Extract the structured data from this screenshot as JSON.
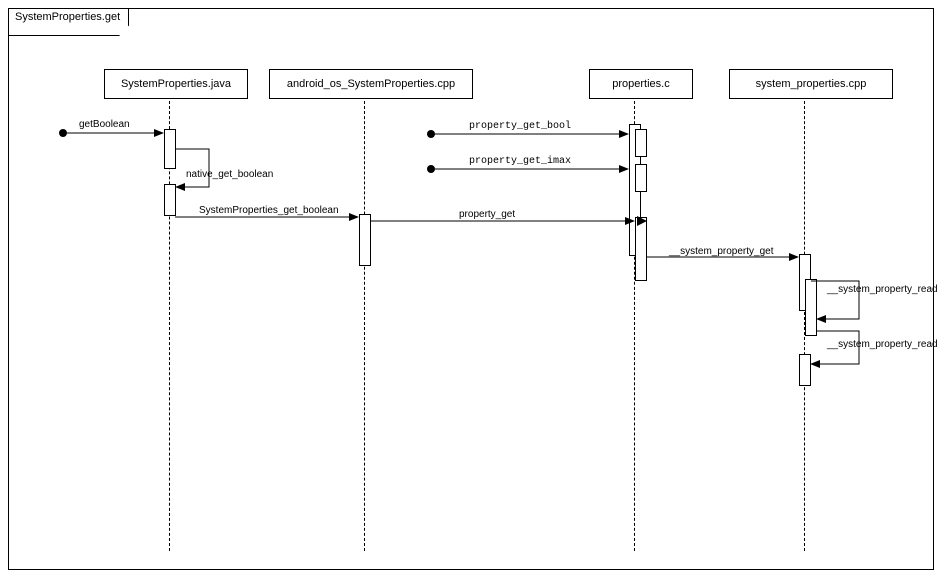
{
  "title": "SystemProperties.get",
  "participants": {
    "p1": "SystemProperties.java",
    "p2": "android_os_SystemProperties.cpp",
    "p3": "properties.c",
    "p4": "system_properties.cpp"
  },
  "messages": {
    "getBoolean": "getBoolean",
    "native_get_boolean": "native_get_boolean",
    "SystemProperties_get_boolean": "SystemProperties_get_boolean",
    "property_get_bool": "property_get_bool",
    "property_get_imax": "property_get_imax",
    "property_get": "property_get",
    "system_property_get": "__system_property_get",
    "system_property_read1": "__system_property_read",
    "system_property_read2": "__system_property_read"
  }
}
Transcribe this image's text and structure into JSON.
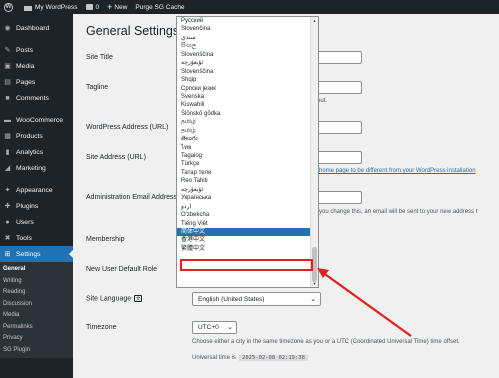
{
  "adminbar": {
    "site_name": "My WordPress",
    "comments_count": "0",
    "new_label": "New",
    "purge_label": "Purge SG Cache"
  },
  "sidebar": {
    "items": [
      {
        "label": "Dashboard",
        "icon": "dashboard-icon",
        "glyph": "◉"
      },
      {
        "label": "Posts",
        "icon": "pin-icon",
        "glyph": "✎"
      },
      {
        "label": "Media",
        "icon": "media-icon",
        "glyph": "▣"
      },
      {
        "label": "Pages",
        "icon": "page-icon",
        "glyph": "▤"
      },
      {
        "label": "Comments",
        "icon": "comment-icon",
        "glyph": "■"
      },
      {
        "label": "WooCommerce",
        "icon": "woocommerce-icon",
        "glyph": "▬"
      },
      {
        "label": "Products",
        "icon": "products-icon",
        "glyph": "▦"
      },
      {
        "label": "Analytics",
        "icon": "analytics-icon",
        "glyph": "▮"
      },
      {
        "label": "Marketing",
        "icon": "marketing-icon",
        "glyph": "◢"
      },
      {
        "label": "Appearance",
        "icon": "appearance-icon",
        "glyph": "✦"
      },
      {
        "label": "Plugins",
        "icon": "plugins-icon",
        "glyph": "✚"
      },
      {
        "label": "Users",
        "icon": "users-icon",
        "glyph": "●"
      },
      {
        "label": "Tools",
        "icon": "tools-icon",
        "glyph": "✖"
      },
      {
        "label": "Settings",
        "icon": "settings-icon",
        "glyph": "⊞"
      }
    ],
    "submenu": [
      "General",
      "Writing",
      "Reading",
      "Discussion",
      "Media",
      "Permalinks",
      "Privacy",
      "SG Plugin"
    ]
  },
  "main": {
    "title": "General Settings",
    "labels": {
      "site_title": "Site Title",
      "tagline": "Tagline",
      "wp_address": "WordPress Address (URL)",
      "site_address": "Site Address (URL)",
      "admin_email": "Administration Email Address",
      "membership": "Membership",
      "default_role": "New User Default Role",
      "site_language": "Site Language",
      "timezone": "Timezone"
    },
    "tagline_desc_tail": "out.",
    "site_address_desc": "home page to be different from your WordPress installation",
    "admin_email_desc": "you change this, an email will be sent to your new address t",
    "site_language_value": "English (United States)",
    "timezone_value": "UTC+0",
    "timezone_desc": "Choose either a city in the same timezone as you or a UTC (Coordinated Universal Time) time offset.",
    "universal_time_label": "Universal time is",
    "universal_time_value": "2025-02-08 02:19:38"
  },
  "dropdown": {
    "options": [
      "Русский",
      "Slovenčina",
      "سنڌي",
      "සිංහල",
      "Slovenščina",
      "ئۇيغۇرچە",
      "Slovenščina",
      "Shqip",
      "Српски језик",
      "Svenska",
      "Kiswahili",
      "Ślōnskŏ gŏdka",
      "தமிழ்",
      "தமிழ்",
      "తెలుగు",
      "ไทย",
      "Tagalog",
      "Türkçe",
      "Татар теле",
      "Reo Tahiti",
      "ئۇيغۇرچە",
      "Українська",
      "اردو",
      "O'zbekcha",
      "Tiếng Việt",
      "简体中文",
      "香港中文",
      "繁體中文"
    ],
    "selected_index": 25
  }
}
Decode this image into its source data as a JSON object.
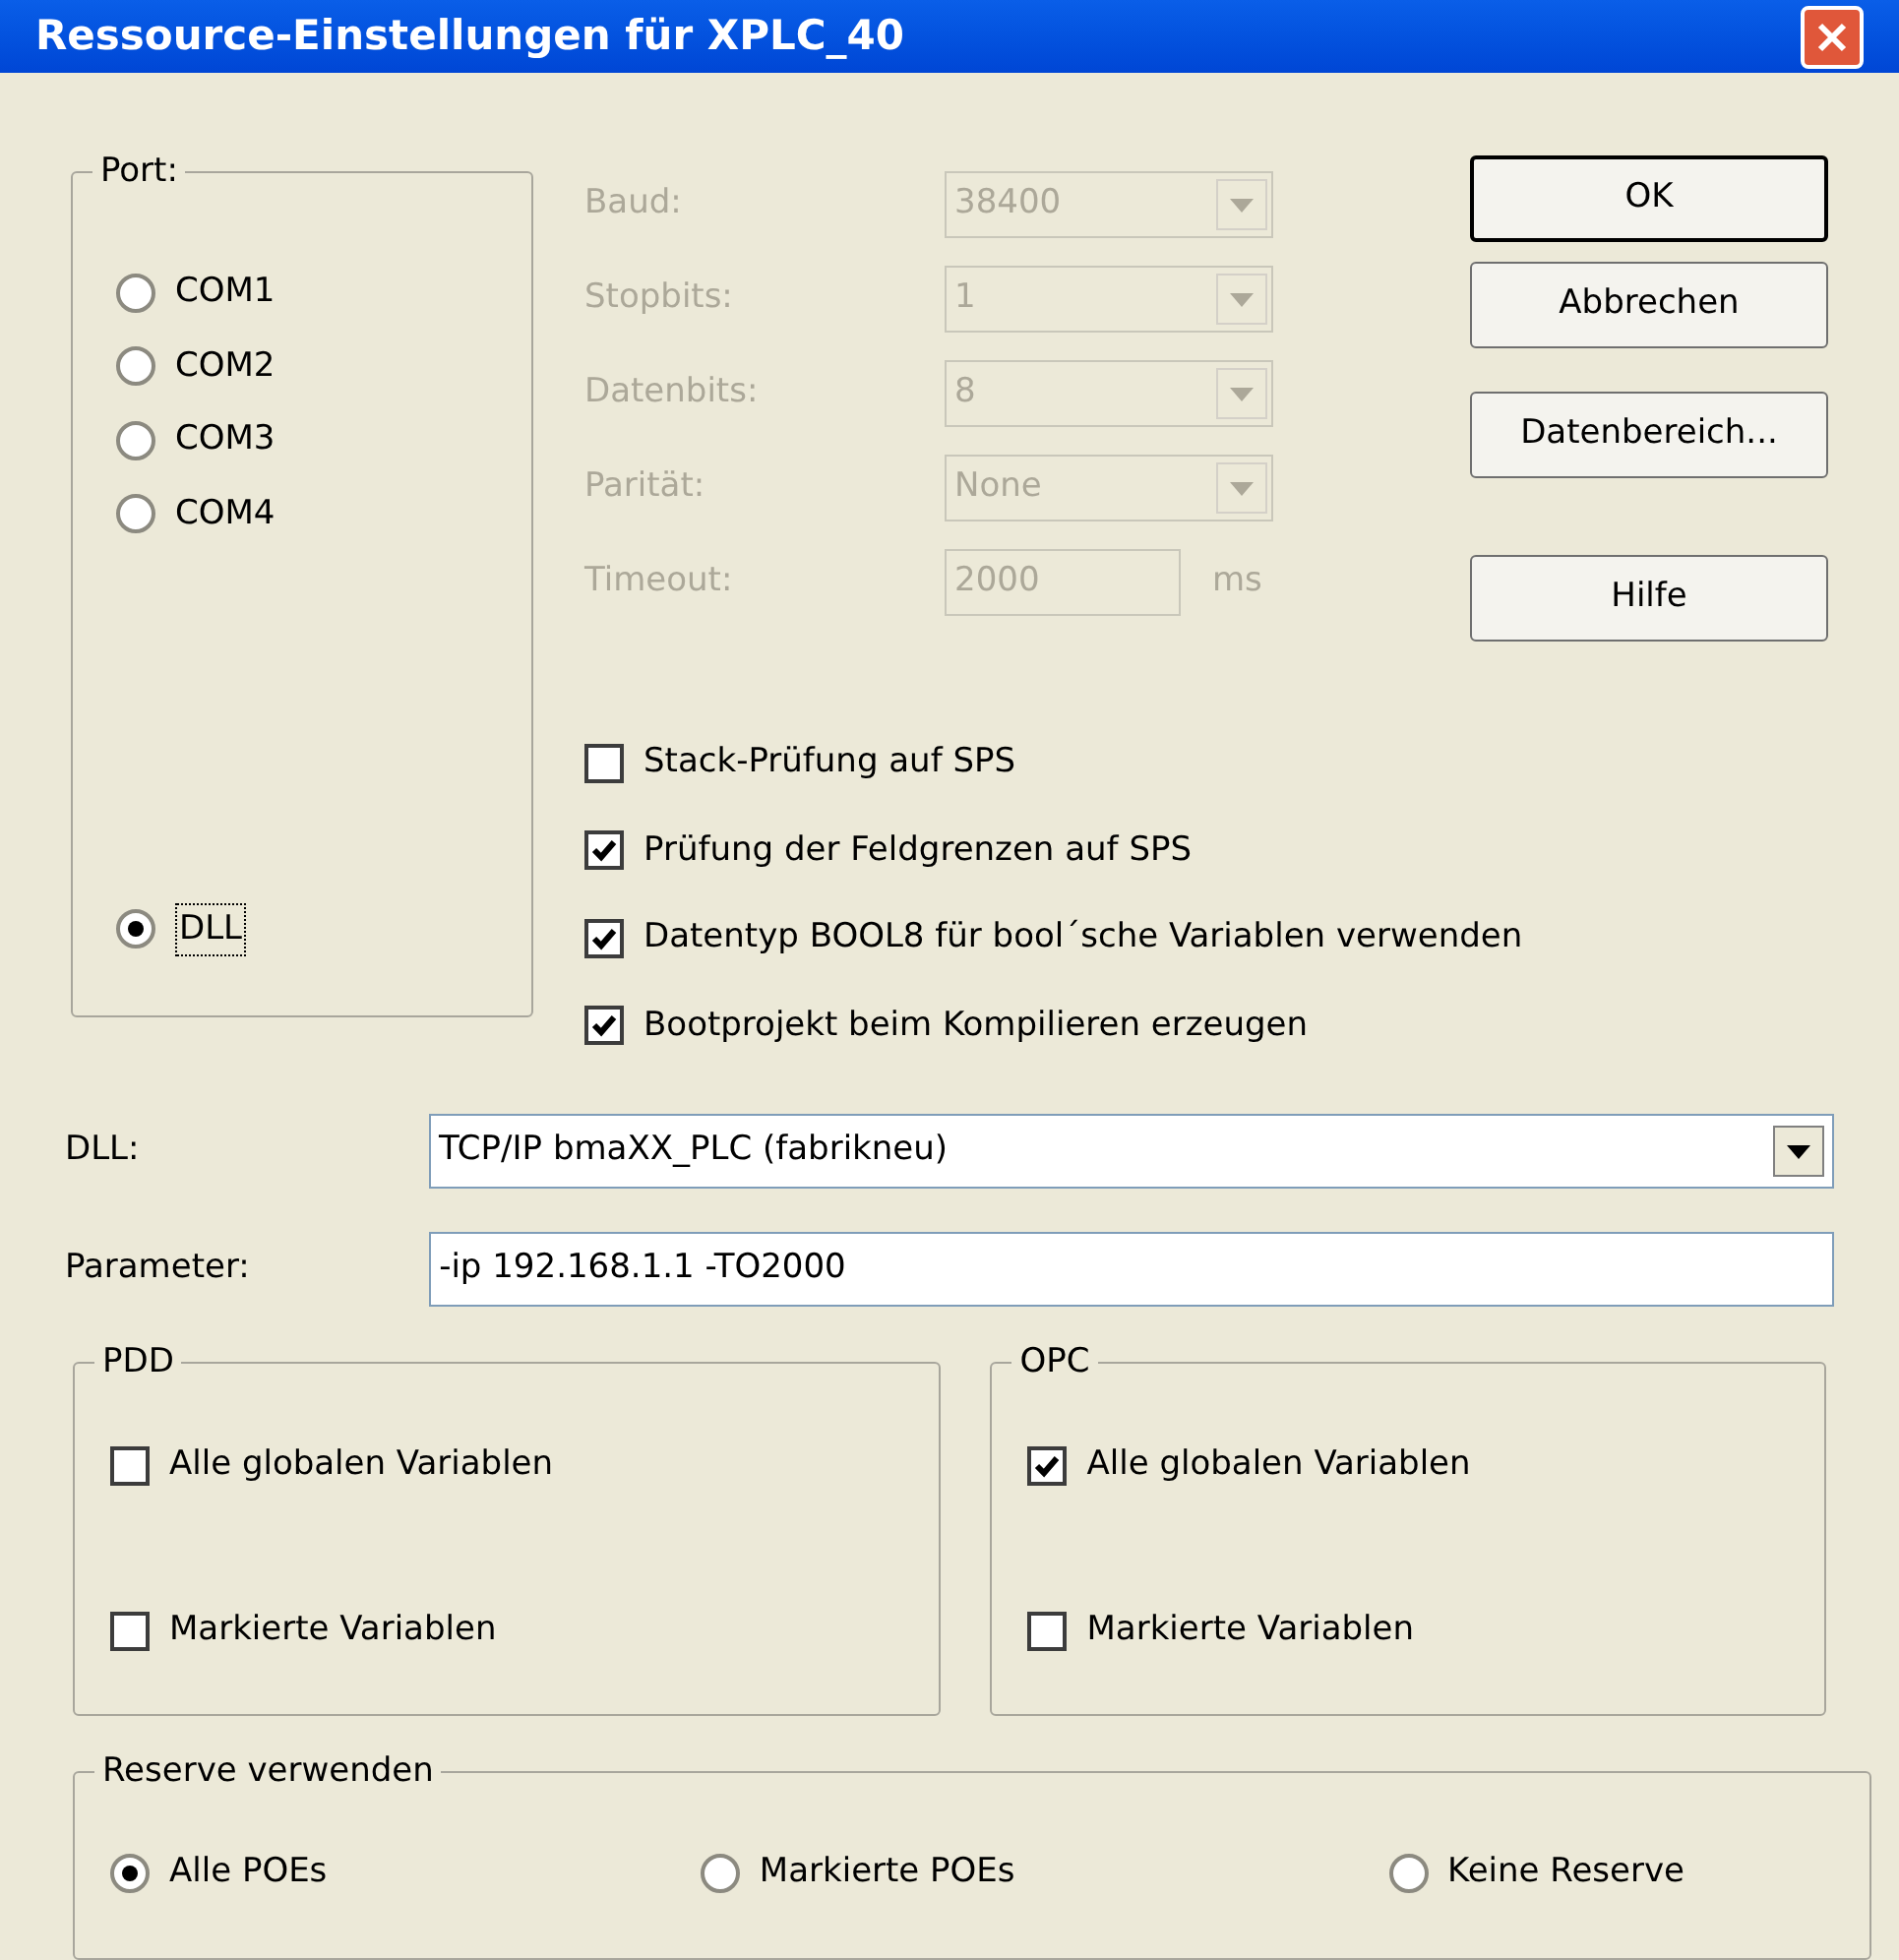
{
  "window": {
    "title": "Ressource-Einstellungen für XPLC_40"
  },
  "port": {
    "title": "Port:",
    "options": [
      {
        "label": "COM1",
        "selected": false
      },
      {
        "label": "COM2",
        "selected": false
      },
      {
        "label": "COM3",
        "selected": false
      },
      {
        "label": "COM4",
        "selected": false
      }
    ],
    "dll_option": {
      "label": "DLL",
      "selected": true
    }
  },
  "settings": [
    {
      "kind": "combo",
      "label": "Baud:",
      "value": "38400",
      "disabled": true
    },
    {
      "kind": "combo",
      "label": "Stopbits:",
      "value": "1",
      "disabled": true
    },
    {
      "kind": "combo",
      "label": "Datenbits:",
      "value": "8",
      "disabled": true
    },
    {
      "kind": "combo",
      "label": "Parität:",
      "value": "None",
      "disabled": true
    },
    {
      "kind": "input",
      "label": "Timeout:",
      "value": "2000",
      "unit": "ms",
      "disabled": true
    }
  ],
  "buttons": [
    {
      "label": "OK",
      "default": true
    },
    {
      "label": "Abbrechen",
      "default": false
    },
    {
      "label": "Datenbereich...",
      "default": false
    },
    {
      "label": "Hilfe",
      "default": false
    }
  ],
  "checks": [
    {
      "label": "Stack-Prüfung auf SPS",
      "checked": false
    },
    {
      "label": "Prüfung der Feldgrenzen auf SPS",
      "checked": true
    },
    {
      "label": "Datentyp BOOL8 für bool´sche Variablen verwenden",
      "checked": true
    },
    {
      "label": "Bootprojekt beim Kompilieren erzeugen",
      "checked": true
    }
  ],
  "dll": {
    "label": "DLL:",
    "value": "TCP/IP bmaXX_PLC (fabrikneu)"
  },
  "parameter": {
    "label": "Parameter:",
    "value": "-ip 192.168.1.1 -TO2000"
  },
  "pdd": {
    "title": "PDD",
    "options": [
      {
        "label": "Alle globalen Variablen",
        "checked": false
      },
      {
        "label": "Markierte Variablen",
        "checked": false
      }
    ]
  },
  "opc": {
    "title": "OPC",
    "options": [
      {
        "label": "Alle globalen Variablen",
        "checked": true
      },
      {
        "label": "Markierte Variablen",
        "checked": false
      }
    ]
  },
  "reserve": {
    "title": "Reserve verwenden",
    "options": [
      {
        "label": "Alle POEs",
        "selected": true
      },
      {
        "label": "Markierte POEs",
        "selected": false
      },
      {
        "label": "Keine Reserve",
        "selected": false
      }
    ]
  }
}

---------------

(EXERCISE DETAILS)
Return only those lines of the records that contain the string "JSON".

(RESPONSE BOX)
Extract the structured data from this screenshot as JSON.
Transcribe this image's text and structure into JSON.
Decode this image into its source data as a JSON object.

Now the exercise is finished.